If you’ve been worried about your credit card debt becoming overwhelming and hurting your finances, you’re not alone. There are many people in America who have debt, and it’s extremely common to see people struggling with those debts.
As of 2020, revolving debt, which includes credit card debt, sits at around $1,093 trillion and has gone up by appx. 20% since 2016. What’s more shocking is how much Americans have paid in credit card interest. They paid approximately $121 billion in interest in 2019 alone.
In 2019, Americans owed around $830 billion in credit card debt. That number has been steadily increasing since 2008, and it continues to grow today.
Why do Americans owe so much in credit debt?
One of the reasons why people get into debt is because of the consumer culture in the U.S. Since there are credit reports, some people take out credit cards to improve their credit scores and to get better rates on larger investments, like their homes’ mortgages or car loans.
Taking out debt is seen as a way of life, and it’s often necessary. In 2008, the financial crisis resulted in many people using their credit cards to make ends meet. Today, another recession is causing people to fall back on those credit lines again.
In times with a great economy, spending also increases. Why? With solid jobs and incomes, more people spend on credit cards knowing that they can afford to pay them back. Unfortunately, job loss, sudden medical emergencies and other issues can lead to trouble doing so.
Who is the most likely to carry credit card debt in the USA?
Men are likely to carry more debt. Additionally, households with greater incomes are more likely to carry a larger debt, though it is smaller based on the overall percentage of income. For example, someone making $15,100 may have around $2,100 in debt (13.91%) compared to someone who earns $260,000 having $12,500 in debt (on average) and a debt-to-income ratio of 4.8%.
Struggling with debt? There are ways to reduce or eliminate it

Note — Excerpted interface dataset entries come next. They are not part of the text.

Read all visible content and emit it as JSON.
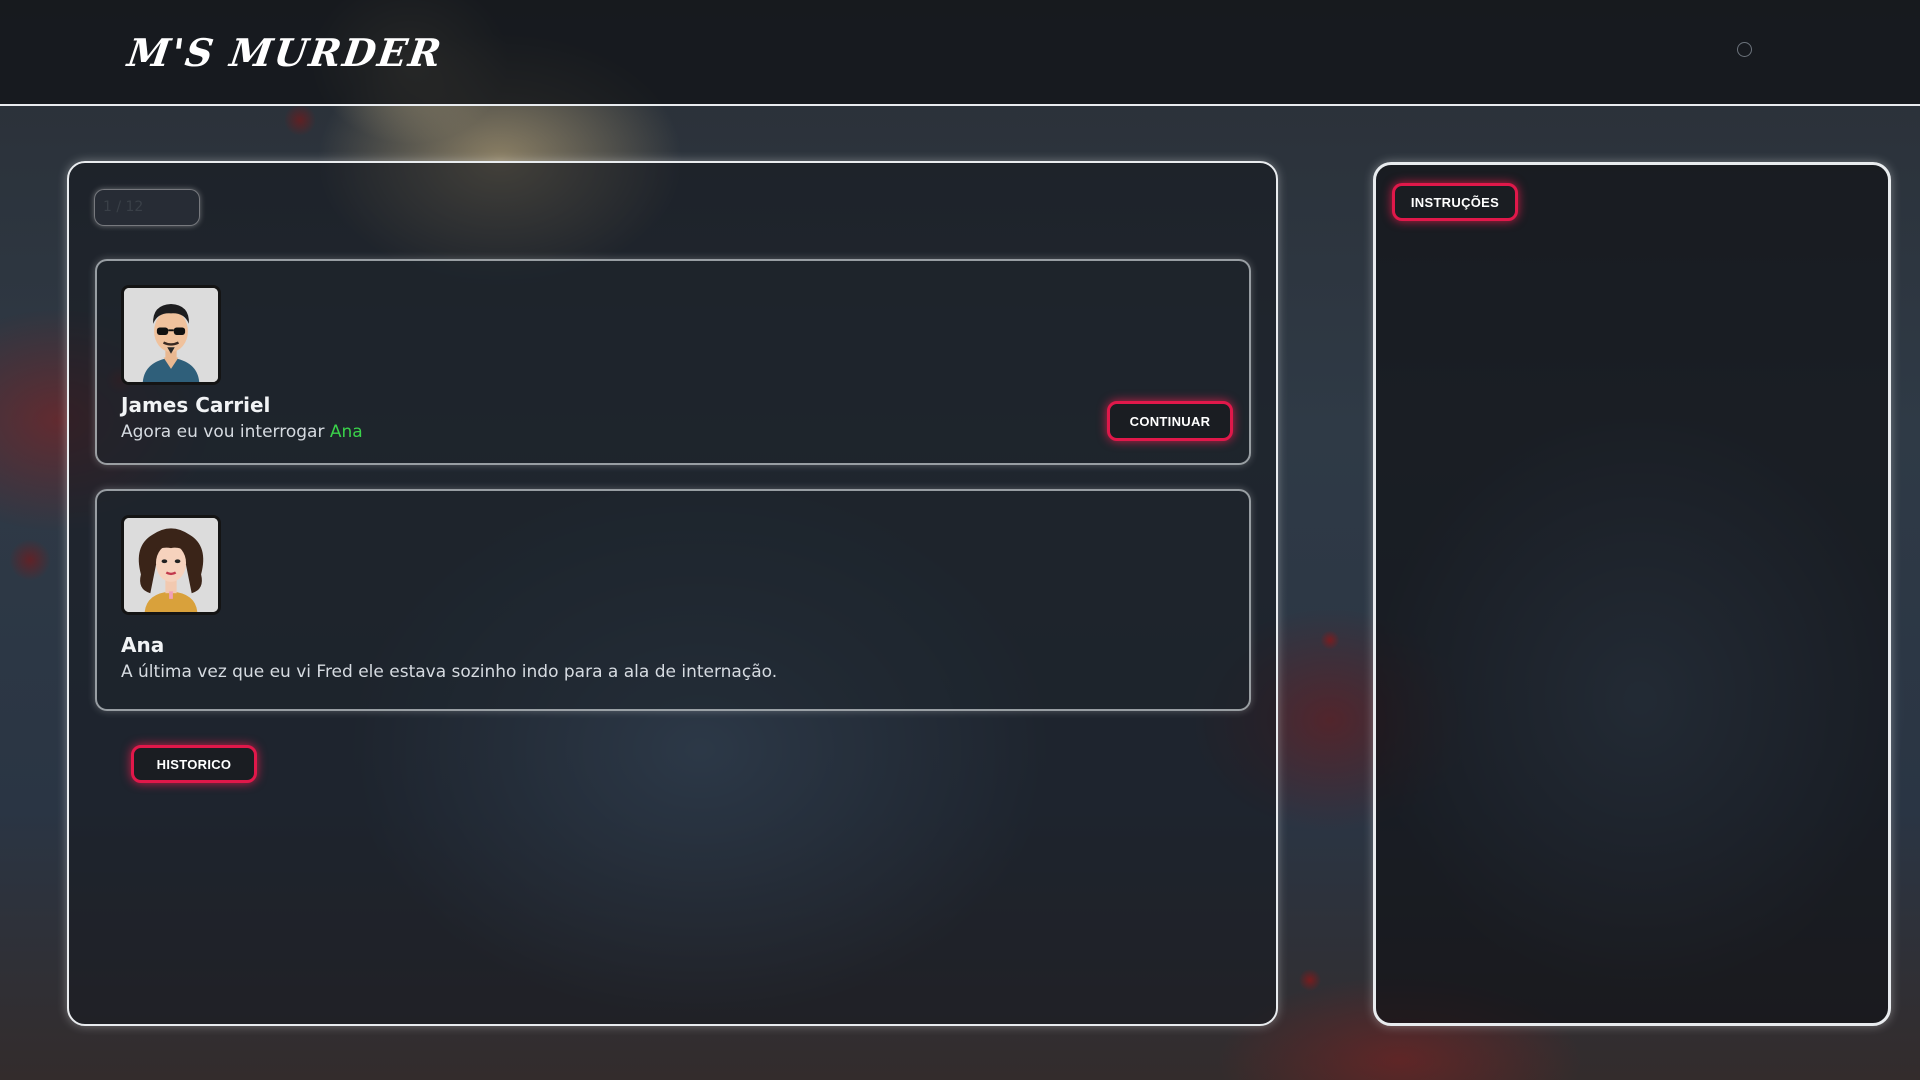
{
  "header": {
    "logo": "M'S MURDER"
  },
  "game": {
    "counter": "1 / 12",
    "dialogs": [
      {
        "speaker": "James Carriel",
        "text_before": "Agora eu vou interrogar ",
        "highlight": "Ana",
        "text_after": "",
        "avatar": "male-detective-avatar"
      },
      {
        "speaker": "Ana",
        "text_before": "A última vez que eu vi Fred ele estava sozinho indo para a ala de internação.",
        "highlight": "",
        "text_after": "",
        "avatar": "female-curly-hair-avatar"
      }
    ],
    "continue_label": "CONTINUAR",
    "history_label": "HISTORICO"
  },
  "sidebar": {
    "instructions_label": "INSTRUÇÕES"
  },
  "colors": {
    "accent_glow": "#e0184a",
    "highlight_name": "#3ad24a",
    "panel_border": "#e9ecef"
  }
}
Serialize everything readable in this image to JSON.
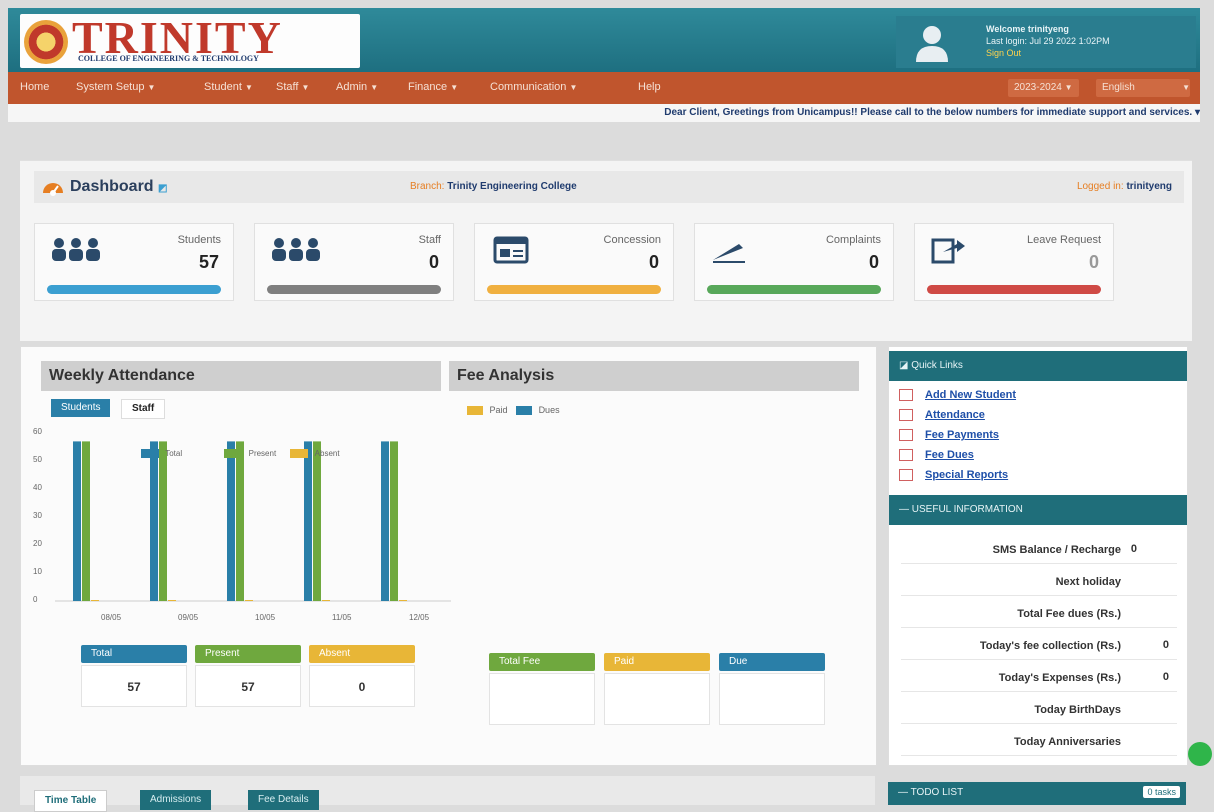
{
  "header": {
    "logo_word": "TRINITY",
    "logo_subtitle": "COLLEGE OF ENGINEERING & TECHNOLOGY",
    "user": {
      "welcome": "Welcome trinityeng",
      "last_login": "Last login: Jul 29 2022 1:02PM",
      "sign_out": "Sign Out"
    }
  },
  "nav": {
    "items": [
      {
        "label": "Home",
        "dropdown": false
      },
      {
        "label": "System Setup",
        "dropdown": true
      },
      {
        "label": "Student",
        "dropdown": true
      },
      {
        "label": "Staff",
        "dropdown": true
      },
      {
        "label": "Admin",
        "dropdown": true
      },
      {
        "label": "Finance",
        "dropdown": true
      },
      {
        "label": "Communication",
        "dropdown": true
      },
      {
        "label": "Help",
        "dropdown": false
      }
    ],
    "year": "2023-2024",
    "language": "English"
  },
  "marquee": "Dear Client, Greetings from Unicampus!! Please call to the below numbers for immediate support and services.",
  "dashboard": {
    "title": "Dashboard",
    "branch_label": "Branch:",
    "branch_value": "Trinity Engineering College",
    "logged_in_label": "Logged in:",
    "logged_in_value": "trinityeng",
    "stats": [
      {
        "label": "Students",
        "value": "57",
        "color": "#3b9fd1",
        "icon": "users-icon"
      },
      {
        "label": "Staff",
        "value": "0",
        "color": "#7f7f7f",
        "icon": "users-icon"
      },
      {
        "label": "Concession",
        "value": "0",
        "color": "#f0b040",
        "icon": "id-card-icon"
      },
      {
        "label": "Complaints",
        "value": "0",
        "color": "#58a85a",
        "icon": "pen-icon"
      },
      {
        "label": "Leave Request",
        "value": "0",
        "color": "#cf4a45",
        "icon": "export-icon"
      }
    ]
  },
  "attendance": {
    "title": "Weekly Attendance",
    "tabs": [
      "Students",
      "Staff"
    ],
    "legend": [
      "Total",
      "Present",
      "Absent"
    ],
    "summary": [
      {
        "label": "Total",
        "value": "57",
        "color": "#2a7fa8"
      },
      {
        "label": "Present",
        "value": "57",
        "color": "#6fa83e"
      },
      {
        "label": "Absent",
        "value": "0",
        "color": "#e8b637"
      }
    ]
  },
  "chart_data": {
    "type": "bar",
    "categories": [
      "08/05",
      "09/05",
      "10/05",
      "11/05",
      "12/05"
    ],
    "series": [
      {
        "name": "Total",
        "values": [
          57,
          57,
          57,
          57,
          57
        ],
        "color": "#2a7fa8"
      },
      {
        "name": "Present",
        "values": [
          57,
          57,
          57,
          57,
          57
        ],
        "color": "#6fa83e"
      },
      {
        "name": "Absent",
        "values": [
          0,
          0,
          0,
          0,
          0
        ],
        "color": "#e8b637"
      }
    ],
    "yticks": [
      "60",
      "50",
      "40",
      "30",
      "20",
      "10",
      "0"
    ],
    "ylim": [
      0,
      60
    ]
  },
  "fee": {
    "title": "Fee Analysis",
    "legend": [
      "Paid",
      "Dues"
    ],
    "summary": [
      {
        "label": "Total Fee",
        "color": "#6fa83e"
      },
      {
        "label": "Paid",
        "color": "#e8b637"
      },
      {
        "label": "Due",
        "color": "#2a7fa8"
      }
    ]
  },
  "quick_links": {
    "title": "Quick Links",
    "items": [
      "Add New Student",
      "Attendance",
      "Fee Payments",
      "Fee Dues",
      "Special Reports"
    ]
  },
  "useful_info": {
    "title": "USEFUL INFORMATION",
    "rows": [
      {
        "label": "SMS Balance / Recharge",
        "value": "0"
      },
      {
        "label": "Next holiday",
        "value": ""
      },
      {
        "label": "Total Fee dues (Rs.)",
        "value": ""
      },
      {
        "label": "Today's fee collection (Rs.)",
        "value": "0"
      },
      {
        "label": "Today's Expenses (Rs.)",
        "value": "0"
      },
      {
        "label": "Today BirthDays",
        "value": ""
      },
      {
        "label": "Today Anniversaries",
        "value": ""
      }
    ]
  },
  "bottom": {
    "tabs": [
      "Time Table",
      "Admissions",
      "Fee Details"
    ],
    "todo_title": "TODO LIST",
    "todo_badge": "0 tasks"
  }
}
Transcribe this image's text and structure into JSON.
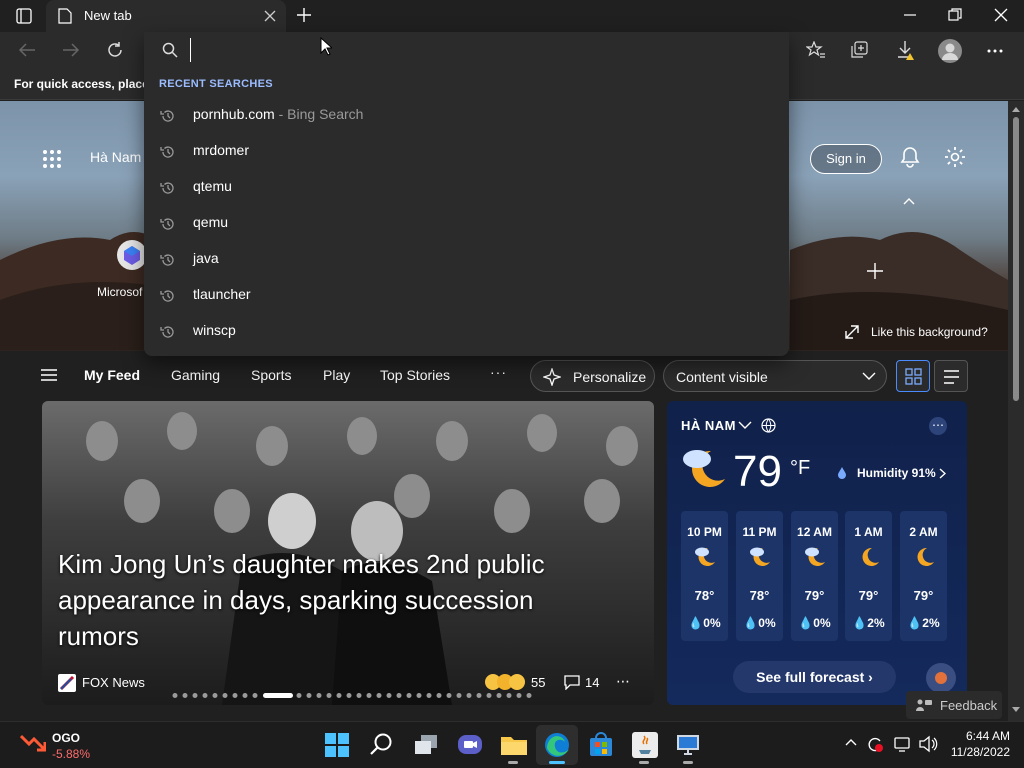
{
  "browser": {
    "tab_title": "New tab",
    "favorites_hint": "For quick access, place y"
  },
  "omnibox": {
    "value": "",
    "recent_header": "RECENT SEARCHES",
    "recent": [
      {
        "text": "pornhub.com",
        "suffix": " - Bing Search"
      },
      {
        "text": "mrdomer",
        "suffix": ""
      },
      {
        "text": "qtemu",
        "suffix": ""
      },
      {
        "text": "qemu",
        "suffix": ""
      },
      {
        "text": "java",
        "suffix": ""
      },
      {
        "text": "tlauncher",
        "suffix": ""
      },
      {
        "text": "winscp",
        "suffix": ""
      }
    ]
  },
  "newtab": {
    "location": "Hà Nam",
    "quicklink_label": "Microsof",
    "sign_in": "Sign in",
    "like_background": "Like this background?"
  },
  "feed_nav": {
    "items": [
      "My Feed",
      "Gaming",
      "Sports",
      "Play",
      "Top Stories"
    ],
    "more": "···",
    "personalize": "Personalize",
    "content_select": "Content visible"
  },
  "hero": {
    "headline": "Kim Jong Un’s daughter makes 2nd public appearance in days, sparking succession rumors",
    "source": "FOX News",
    "reactions": "55",
    "comments": "14"
  },
  "weather": {
    "location": "HÀ NAM",
    "temp": "79",
    "unit": "°F",
    "humidity": "Humidity 91%",
    "hours": [
      {
        "time": "10 PM",
        "temp": "78°",
        "precip": "0%"
      },
      {
        "time": "11 PM",
        "temp": "78°",
        "precip": "0%"
      },
      {
        "time": "12 AM",
        "temp": "79°",
        "precip": "0%"
      },
      {
        "time": "1 AM",
        "temp": "79°",
        "precip": "2%"
      },
      {
        "time": "2 AM",
        "temp": "79°",
        "precip": "2%"
      }
    ],
    "forecast_button": "See full forecast"
  },
  "feedback": "Feedback",
  "taskbar": {
    "stock_name": "OGO",
    "stock_change": "-5.88%",
    "time": "6:44 AM",
    "date": "11/28/2022"
  },
  "colors": {
    "accent_blue": "#9bbcff",
    "stock_red": "#ff6b6b",
    "weather_card": "#142a5c"
  }
}
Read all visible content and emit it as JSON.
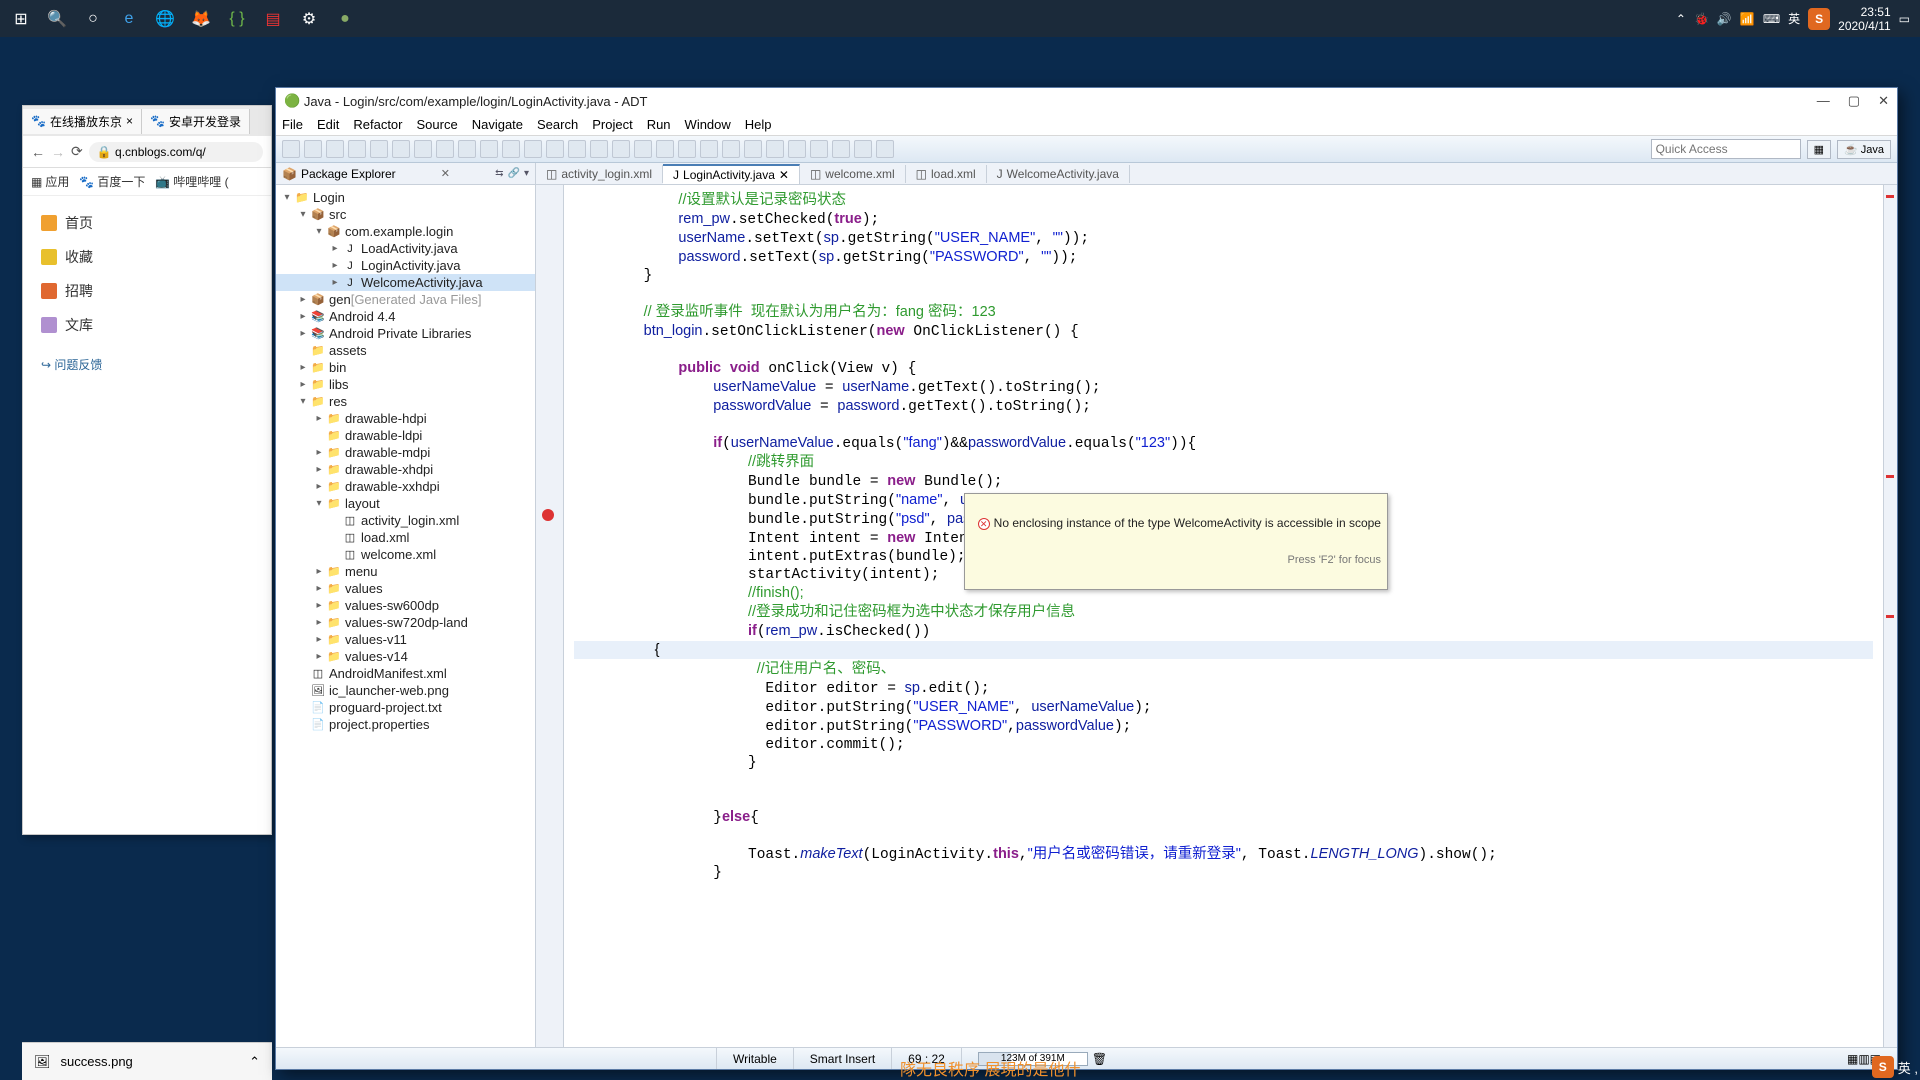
{
  "taskbar": {
    "clock_time": "23:51",
    "clock_date": "2020/4/11",
    "ime_lang": "英",
    "ime_s": "S"
  },
  "browser": {
    "tab1": "在线播放东京",
    "tab2": "安卓开发登录",
    "url": "q.cnblogs.com/q/",
    "bm_apps": "应用",
    "bm_baidu": "百度一下",
    "bm_bili": "哔哩哔哩 (",
    "side_home": "首页",
    "side_fav": "收藏",
    "side_recruit": "招聘",
    "side_lib": "文库",
    "feedback": "问题反馈"
  },
  "adt": {
    "title": "Java - Login/src/com/example/login/LoginActivity.java - ADT",
    "menu": [
      "File",
      "Edit",
      "Refactor",
      "Source",
      "Navigate",
      "Search",
      "Project",
      "Run",
      "Window",
      "Help"
    ],
    "quick_access_placeholder": "Quick Access",
    "perspective": "Java",
    "pkg_explorer_title": "Package Explorer",
    "tree": {
      "project": "Login",
      "src": "src",
      "pkg": "com.example.login",
      "f_load": "LoadActivity.java",
      "f_login": "LoginActivity.java",
      "f_welcome": "WelcomeActivity.java",
      "gen": "gen",
      "gen_note": "[Generated Java Files]",
      "android44": "Android 4.4",
      "apl": "Android Private Libraries",
      "assets": "assets",
      "bin": "bin",
      "libs": "libs",
      "res": "res",
      "d_hdpi": "drawable-hdpi",
      "d_ldpi": "drawable-ldpi",
      "d_mdpi": "drawable-mdpi",
      "d_xhdpi": "drawable-xhdpi",
      "d_xxhdpi": "drawable-xxhdpi",
      "layout": "layout",
      "l_activity_login": "activity_login.xml",
      "l_load": "load.xml",
      "l_welcome": "welcome.xml",
      "menu": "menu",
      "values": "values",
      "values600": "values-sw600dp",
      "values720": "values-sw720dp-land",
      "values11": "values-v11",
      "values14": "values-v14",
      "manifest": "AndroidManifest.xml",
      "ic_launcher": "ic_launcher-web.png",
      "proguard": "proguard-project.txt",
      "projprops": "project.properties"
    },
    "editor_tabs": {
      "t1": "activity_login.xml",
      "t2": "LoginActivity.java",
      "t3": "welcome.xml",
      "t4": "load.xml",
      "t5": "WelcomeActivity.java"
    },
    "tooltip": {
      "msg": "No enclosing instance of the type WelcomeActivity is accessible in scope",
      "hint": "Press 'F2' for focus"
    },
    "status": {
      "writable": "Writable",
      "insert": "Smart Insert",
      "pos": "69 : 22",
      "mem": "123M of 391M"
    }
  },
  "download": {
    "filename": "success.png"
  },
  "ime_bottom": {
    "s": "S",
    "lang": "英 ,"
  },
  "orange_strip": "隊无良秩序  展現的是他什"
}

Having debt doesn’t mean there aren’t ways to get rid of it. Bankruptcy, consolidation and other methods can help if you have debts that you’re struggling to repay.